Finally, the inventive opera company Guerilla Opera offers two productions next season. The first is Andy Vores’s “No Exit,” based on the Jean-Paul Sartre play that gave birth to the overused line “Hell is other people.” Guerilla Opera commissioned and premiered “No Exit” in 2008; its new production goes up at the Zack Box Theater at Boston Conservatory, Sept. 19-22. In May, the company will present a chamber opera by Ken Ueno, a former Bostonian now on the faculty of the University of California Berkeley. His new work is “Gallo,” which, according to Guerilla Opera, “investigates how the landscape and man shape and transform each other.” It also promises “a beach made out of Cheerios and a countertenor vocalist in a chicken suit.”

Hvorostovsky rescheduled

The Celebrity Series of Boston has rescheduled a concert by the Russian baritone Dmitri Hvorostovsky.
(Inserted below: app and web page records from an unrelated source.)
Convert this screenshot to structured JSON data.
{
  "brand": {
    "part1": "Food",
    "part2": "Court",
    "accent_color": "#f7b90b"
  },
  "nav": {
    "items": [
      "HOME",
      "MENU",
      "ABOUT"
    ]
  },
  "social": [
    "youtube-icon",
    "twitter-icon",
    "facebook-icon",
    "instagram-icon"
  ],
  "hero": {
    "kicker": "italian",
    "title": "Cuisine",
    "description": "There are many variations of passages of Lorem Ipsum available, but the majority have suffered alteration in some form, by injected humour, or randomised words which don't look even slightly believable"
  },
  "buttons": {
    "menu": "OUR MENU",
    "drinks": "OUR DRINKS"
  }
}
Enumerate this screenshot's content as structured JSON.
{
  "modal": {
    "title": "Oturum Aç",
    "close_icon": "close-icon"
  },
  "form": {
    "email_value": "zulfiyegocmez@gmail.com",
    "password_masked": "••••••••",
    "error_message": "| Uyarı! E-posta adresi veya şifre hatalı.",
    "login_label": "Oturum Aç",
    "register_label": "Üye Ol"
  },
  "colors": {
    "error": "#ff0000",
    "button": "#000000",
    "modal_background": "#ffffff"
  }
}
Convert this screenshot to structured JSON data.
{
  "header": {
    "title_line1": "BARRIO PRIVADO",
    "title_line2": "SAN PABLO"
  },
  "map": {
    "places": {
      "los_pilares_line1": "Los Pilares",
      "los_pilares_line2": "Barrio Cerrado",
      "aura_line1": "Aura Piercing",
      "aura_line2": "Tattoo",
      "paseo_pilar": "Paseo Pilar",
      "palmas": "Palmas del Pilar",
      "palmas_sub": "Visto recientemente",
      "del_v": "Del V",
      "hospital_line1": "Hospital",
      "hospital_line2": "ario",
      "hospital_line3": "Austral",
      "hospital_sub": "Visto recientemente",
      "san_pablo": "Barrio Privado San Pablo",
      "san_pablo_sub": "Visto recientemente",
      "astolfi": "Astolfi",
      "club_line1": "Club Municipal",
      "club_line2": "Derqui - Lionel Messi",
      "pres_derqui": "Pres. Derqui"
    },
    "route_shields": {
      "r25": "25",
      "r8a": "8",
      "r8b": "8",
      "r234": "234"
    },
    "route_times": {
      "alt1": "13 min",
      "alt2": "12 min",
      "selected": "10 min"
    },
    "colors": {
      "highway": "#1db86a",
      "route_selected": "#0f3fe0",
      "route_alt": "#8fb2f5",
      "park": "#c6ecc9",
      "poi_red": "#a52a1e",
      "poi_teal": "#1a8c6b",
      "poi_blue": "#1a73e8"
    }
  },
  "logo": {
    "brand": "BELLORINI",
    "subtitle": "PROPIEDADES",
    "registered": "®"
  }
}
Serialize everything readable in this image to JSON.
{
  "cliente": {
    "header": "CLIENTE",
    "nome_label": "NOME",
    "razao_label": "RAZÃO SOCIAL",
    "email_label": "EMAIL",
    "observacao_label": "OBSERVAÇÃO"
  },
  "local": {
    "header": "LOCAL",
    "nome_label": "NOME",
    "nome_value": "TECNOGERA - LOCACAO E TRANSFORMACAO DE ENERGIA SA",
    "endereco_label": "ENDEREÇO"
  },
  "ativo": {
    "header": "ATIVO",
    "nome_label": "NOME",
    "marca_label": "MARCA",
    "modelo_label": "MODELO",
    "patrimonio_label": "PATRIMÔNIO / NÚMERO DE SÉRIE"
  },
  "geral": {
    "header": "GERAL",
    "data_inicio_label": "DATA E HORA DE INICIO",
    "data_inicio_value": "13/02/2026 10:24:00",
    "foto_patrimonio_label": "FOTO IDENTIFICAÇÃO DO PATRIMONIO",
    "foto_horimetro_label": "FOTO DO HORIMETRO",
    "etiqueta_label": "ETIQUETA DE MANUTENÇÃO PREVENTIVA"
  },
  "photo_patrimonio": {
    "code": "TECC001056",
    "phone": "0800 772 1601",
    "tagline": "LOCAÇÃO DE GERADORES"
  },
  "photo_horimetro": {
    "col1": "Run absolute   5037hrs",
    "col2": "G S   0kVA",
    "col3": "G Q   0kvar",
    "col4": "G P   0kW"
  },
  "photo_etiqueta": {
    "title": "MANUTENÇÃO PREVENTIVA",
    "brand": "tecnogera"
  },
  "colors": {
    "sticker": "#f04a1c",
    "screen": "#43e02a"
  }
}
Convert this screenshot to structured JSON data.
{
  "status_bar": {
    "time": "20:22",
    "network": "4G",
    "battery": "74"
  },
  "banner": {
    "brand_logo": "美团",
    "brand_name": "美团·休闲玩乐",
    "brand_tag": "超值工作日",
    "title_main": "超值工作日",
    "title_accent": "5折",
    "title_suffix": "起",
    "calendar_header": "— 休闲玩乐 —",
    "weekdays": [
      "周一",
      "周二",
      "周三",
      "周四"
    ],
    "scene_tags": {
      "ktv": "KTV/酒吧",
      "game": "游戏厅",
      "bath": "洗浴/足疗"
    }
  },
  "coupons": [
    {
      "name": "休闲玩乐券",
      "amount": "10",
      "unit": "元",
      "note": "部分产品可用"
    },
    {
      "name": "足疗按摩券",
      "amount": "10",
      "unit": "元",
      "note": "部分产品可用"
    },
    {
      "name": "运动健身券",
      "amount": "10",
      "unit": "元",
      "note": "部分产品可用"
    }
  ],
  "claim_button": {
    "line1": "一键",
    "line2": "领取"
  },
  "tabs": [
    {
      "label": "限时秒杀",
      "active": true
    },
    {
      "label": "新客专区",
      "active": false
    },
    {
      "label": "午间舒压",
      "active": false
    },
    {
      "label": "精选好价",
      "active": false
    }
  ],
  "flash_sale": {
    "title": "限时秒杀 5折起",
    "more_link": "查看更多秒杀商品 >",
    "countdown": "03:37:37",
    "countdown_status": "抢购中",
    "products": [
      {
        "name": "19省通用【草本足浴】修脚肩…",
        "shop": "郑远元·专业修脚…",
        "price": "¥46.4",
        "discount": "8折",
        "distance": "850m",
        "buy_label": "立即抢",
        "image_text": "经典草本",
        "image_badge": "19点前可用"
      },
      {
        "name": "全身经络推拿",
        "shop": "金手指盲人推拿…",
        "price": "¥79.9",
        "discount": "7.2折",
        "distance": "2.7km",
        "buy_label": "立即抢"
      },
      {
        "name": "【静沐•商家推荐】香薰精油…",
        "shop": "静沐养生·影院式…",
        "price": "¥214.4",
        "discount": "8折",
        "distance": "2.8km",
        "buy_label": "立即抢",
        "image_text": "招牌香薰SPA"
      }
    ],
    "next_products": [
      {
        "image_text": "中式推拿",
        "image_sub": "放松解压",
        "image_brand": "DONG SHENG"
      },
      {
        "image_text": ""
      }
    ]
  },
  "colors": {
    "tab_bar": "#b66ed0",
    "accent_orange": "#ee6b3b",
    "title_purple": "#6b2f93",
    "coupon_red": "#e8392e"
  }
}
His Jordan Hall recital has moved from May 10 to May 29. According to the Celebrity Series, the change was made to accommodate “a very recent invitation for Dmitri to participate in a commemorative event in Russia for the end of the Second World War.”

David Weininger can be reached at

A previous version of this story misstated who will give the Boston premiere of “Annelies.” New England Conservatory will perform the piece on Oct. 24, 2013.